Last year Tech played mostly aggressive sky quarters coverage, putting a lot on their cornerbacks while using the safeties aggressively to help plug the run. That means recruiting cornerbacks that can press and play lots of man coverage without a lot of help outside the hash marks. Obviously at safety they need guys that can cover good ground (a sore spot the last few years) and then close and tackle.
They signed a good group a year ago and hopefully will have most of them around for multiple seasons. Even still, having a year where you don’t sign a DB in the Big 12 seems like a recipe for disaster. Especially for a team that hasn’t had above average DB play since….2008 maybe? Perhaps one of the Tuberville teams?
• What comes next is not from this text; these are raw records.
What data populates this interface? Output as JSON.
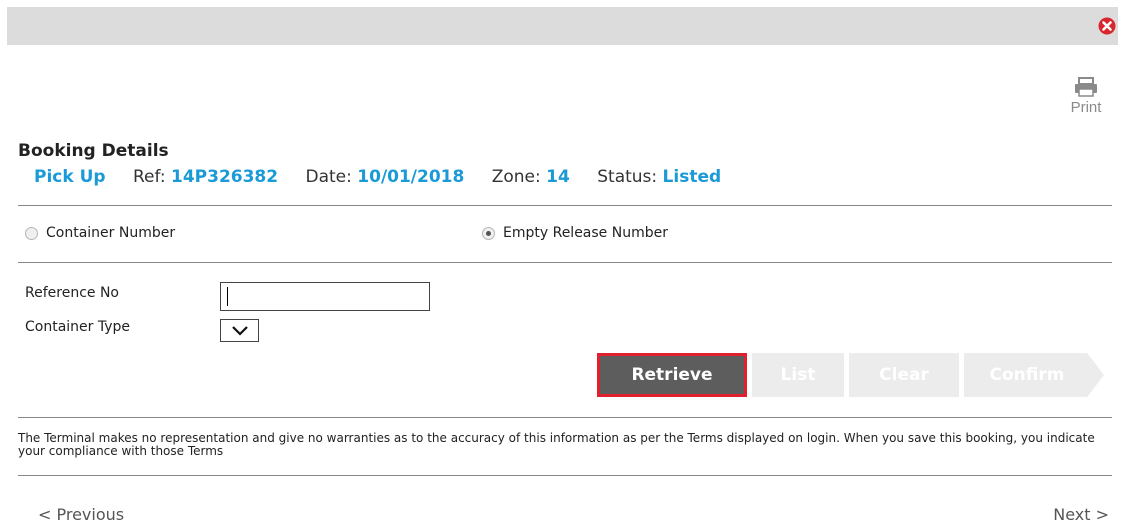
{
  "window": {
    "close_icon": "close-circle-icon",
    "close_color": "#d9262c"
  },
  "print": {
    "label": "Print",
    "icon": "printer-icon"
  },
  "booking": {
    "heading": "Booking Details",
    "type": "Pick Up",
    "ref_label": "Ref:",
    "ref_value": "14P326382",
    "date_label": "Date:",
    "date_value": "10/01/2018",
    "zone_label": "Zone:",
    "zone_value": "14",
    "status_label": "Status:",
    "status_value": "Listed",
    "value_color": "#1a9ad6"
  },
  "search_mode": {
    "options": [
      {
        "label": "Container Number",
        "selected": false
      },
      {
        "label": "Empty Release Number",
        "selected": true
      }
    ]
  },
  "form": {
    "reference_label": "Reference No",
    "reference_value": "",
    "container_type_label": "Container Type",
    "container_type_value": ""
  },
  "actions": {
    "retrieve": "Retrieve",
    "list": "List",
    "clear": "Clear",
    "confirm": "Confirm",
    "highlight_color": "#e0202c"
  },
  "disclaimer": "The Terminal makes no representation and give no warranties as to the accuracy of this information as per the Terms displayed on login. When you save this booking, you indicate your compliance with those Terms",
  "pager": {
    "previous": "< Previous",
    "next": "Next >"
  }
}
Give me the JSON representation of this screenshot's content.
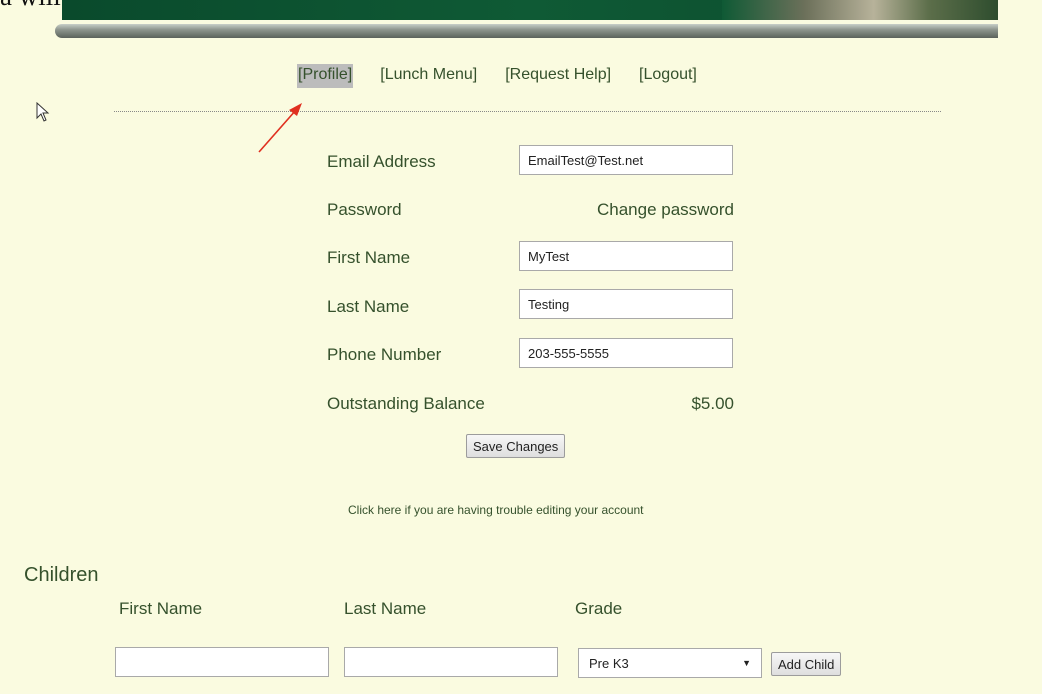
{
  "top_caption": "a will be taken to your profile page",
  "nav": {
    "items": [
      {
        "label": "[Profile]",
        "active": true
      },
      {
        "label": "[Lunch Menu]"
      },
      {
        "label": "[Request Help]"
      },
      {
        "label": "[Logout]"
      }
    ]
  },
  "profile": {
    "email_label": "Email Address",
    "email_value": "EmailTest@Test.net",
    "password_label": "Password",
    "change_password_link": "Change password",
    "first_name_label": "First Name",
    "first_name_value": "MyTest",
    "last_name_label": "Last Name",
    "last_name_value": "Testing",
    "phone_label": "Phone Number",
    "phone_value": "203-555-5555",
    "balance_label": "Outstanding Balance",
    "balance_value": "$5.00",
    "save_button": "Save Changes",
    "trouble_link": "Click here if you are having trouble editing your account"
  },
  "children": {
    "heading": "Children",
    "columns": [
      "First Name",
      "Last Name",
      "Grade"
    ],
    "first_name_value": "",
    "last_name_value": "",
    "grade_selected": "Pre K3",
    "add_button": "Add Child"
  },
  "colors": {
    "background": "#fafbe0",
    "text": "#35512c",
    "banner": "#0f5a35",
    "annotation_arrow": "#e03020"
  },
  "icons": {
    "cursor": "mouse-pointer-icon",
    "annotation": "red-arrow-icon",
    "dropdown": "caret-down-icon"
  }
}
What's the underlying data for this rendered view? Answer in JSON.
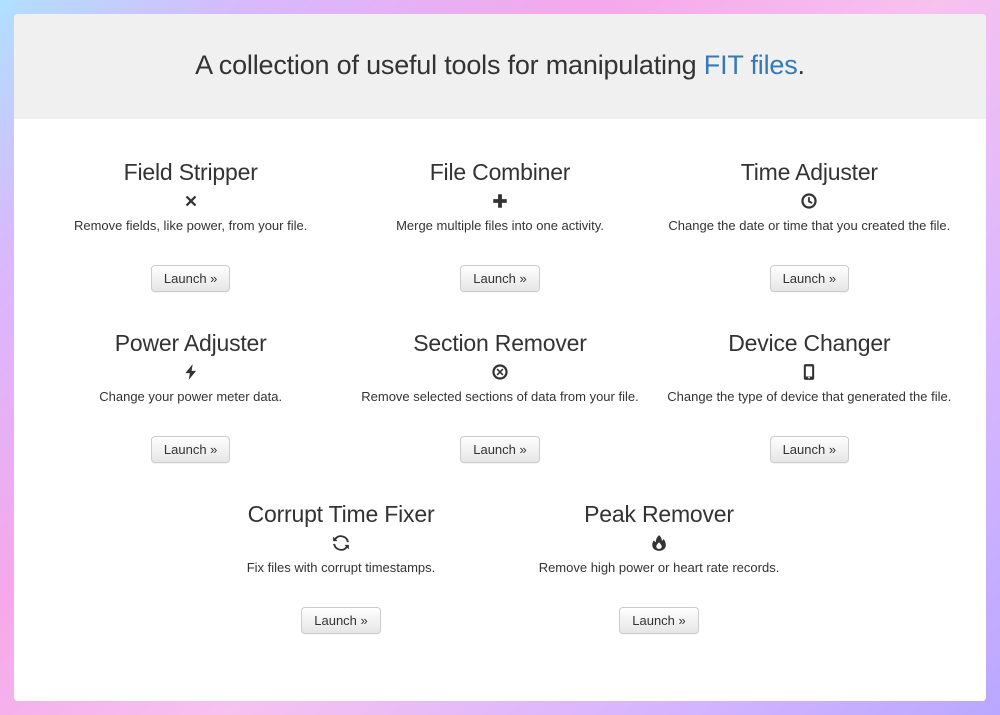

Kingsbury is scrambling every year to try and plug holes and frequently seems to be mortgaging different parts of Tech’s future in order to do so. They’re keeping things afloat though and perhaps this coming year with so many pieces returning they’ll hit some kind of breakthrough in record that gives them momentum in developing what they have and adding more talent in the future.
They may also seek to be a transfer destination like Kingsbury’s man Dana Holgorsen out at West Virginia, but you have to win more to be a more popular destination for the transfer players. I definitely think that if Kingsbury is fired that his successor won’t be thrilled with what he inherits unless it’s another Raid bro coach and it’s hard to see them hiring another Raid bro when they already have one of the most creative offensive minds from that tree.